We can approach Noopiming as much for its language as its story. Language is thrilling in all of Simpson’s work, and nowhere more so than in this newest offering. Structured and old-fashioned language flows into syntax that is more playful and modern ... This radical use of Anishinaabe aesthetics in English asks the reader to reframe how they view the world and how language structures relationships. It asks us to think of relationships as multiple and intersecting rather than binary and individual. While all of this may sound heavy, there is ample humour in this novel ... Through the various characters, the reader is given all of life, not simply the weight of trauma or any one way of seeing the world. The reader becomes a part of the web that interconnects the seven characters and Mashkawaji ... This novel will be reread for its many truths and teachings and for its undeniable power. The complicated questions Noopiming poses are worth revisiting and the novel’s wisdom will continue to grow as the reader does.
Western thought often devolves into discussions of the individual and community, and whose needs must be privileged. But community in Noopiming expands beyond a collection of humans to take in beings not often given sentience in Western imaginings. And individual conceptions of time are supplanted by a fluxion where past and present lose their fixed boundaries ... Simpson's skill as creator allows those outside Indigenous traditions to apprehend a complexity of meaning-making whose fluidity challenges Western reliance on notions of fixed boundaries and discrete categories of being and nonbeing.

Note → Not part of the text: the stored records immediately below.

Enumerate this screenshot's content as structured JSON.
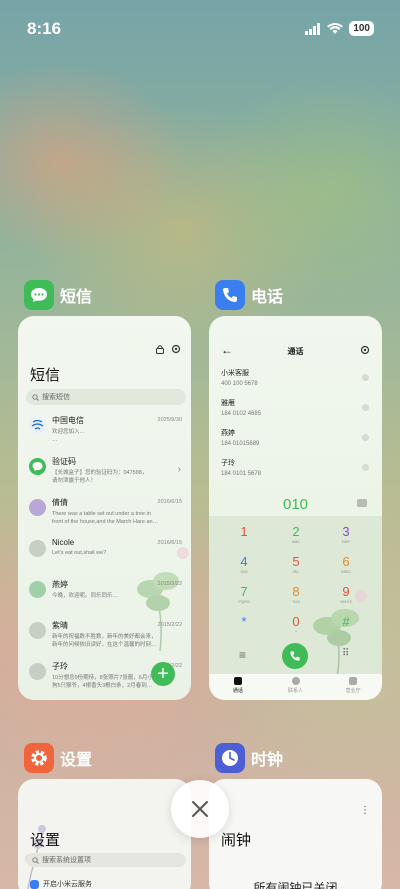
{
  "status_bar": {
    "time": "8:16",
    "battery": "100"
  },
  "apps": {
    "sms": {
      "label": "短信",
      "color": "#3fbb57"
    },
    "phone": {
      "label": "电话",
      "color": "#3b7ef0"
    },
    "settings": {
      "label": "设置",
      "color": "#f0653c"
    },
    "clock": {
      "label": "时钟",
      "color": "#4c5fd6"
    }
  },
  "sms": {
    "title": "短信",
    "search_placeholder": "搜索短信",
    "items": [
      {
        "name": "中国电信",
        "date": "2025/9/30",
        "preview": "欢迎您加入…\n…",
        "avatar_color": "#2266cc"
      },
      {
        "name": "验证码",
        "date": "",
        "preview": "【长城盒子】您的验证码为：047588，\n请勿泄露于他人！",
        "avatar_color": "#3fbb57"
      },
      {
        "name": "倩倩",
        "date": "2016/6/15",
        "preview": "There was a table set out under a tree in\nfront of the house,and the March Hare an…",
        "avatar_color": "#b9a7d6"
      },
      {
        "name": "Nicole",
        "date": "2016/6/15",
        "preview": "Let's eat out,shall we?",
        "avatar_color": "#c7cfc3"
      },
      {
        "name": "燕婷",
        "date": "2015/2/22",
        "preview": "今晚，欢迎呢。同乐同乐…",
        "avatar_color": "#9fd1a8"
      },
      {
        "name": "紫晴",
        "date": "2015/2/22",
        "preview": "新年的祝福数不胜数，新年的美好都会来，\n新年的问候依旧读好，在这个温馨的时刻…",
        "avatar_color": "#c7cfc3"
      },
      {
        "name": "子玲",
        "date": "2015/2/22",
        "preview": "10分想念9份期待，8张照片7张靓，6月小\n狗5只猴爷，4根香头3根白条，2月春到…",
        "avatar_color": "#c7cfc3"
      }
    ]
  },
  "phone": {
    "title": "通话",
    "contacts": [
      {
        "name": "小米客服",
        "number": "400 100 5678"
      },
      {
        "name": "雅雁",
        "number": "184 0102 4685"
      },
      {
        "name": "燕婷",
        "number": "184 01015689"
      },
      {
        "name": "子玲",
        "number": "184 0101 5678"
      }
    ],
    "entered": "010",
    "keys": [
      {
        "d": "1",
        "l": "",
        "c": "#e5523c"
      },
      {
        "d": "2",
        "l": "ABC",
        "c": "#3fbb57"
      },
      {
        "d": "3",
        "l": "DEF",
        "c": "#8b45d6"
      },
      {
        "d": "4",
        "l": "GHI",
        "c": "#3b7ef0"
      },
      {
        "d": "5",
        "l": "JKL",
        "c": "#e5523c"
      },
      {
        "d": "6",
        "l": "MNO",
        "c": "#e58a2b"
      },
      {
        "d": "7",
        "l": "PQRS",
        "c": "#3fbb57"
      },
      {
        "d": "8",
        "l": "TUV",
        "c": "#e58a2b"
      },
      {
        "d": "9",
        "l": "WXYZ",
        "c": "#e5523c"
      },
      {
        "d": "*",
        "l": "",
        "c": "#3b7ef0"
      },
      {
        "d": "0",
        "l": "+",
        "c": "#e5523c"
      },
      {
        "d": "#",
        "l": "",
        "c": "#3fbb57"
      }
    ],
    "tabs": [
      "通话",
      "联系人",
      "营业厅"
    ]
  },
  "settings": {
    "title": "设置",
    "search_placeholder": "搜索系统设置项",
    "first_item": "开启小米云服务"
  },
  "clock": {
    "title": "闹钟",
    "empty": "所有闹钟已关闭"
  }
}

... a bold, affecting portrait of an urban landscape and its network of living beings ... beautiful, brief episodes culminate in a celebration nearly toppled by the interference of raccoons. The tenderness and sly wit of these snippets coalesce into a beautiful image of Native resilience and a piercing, original novel.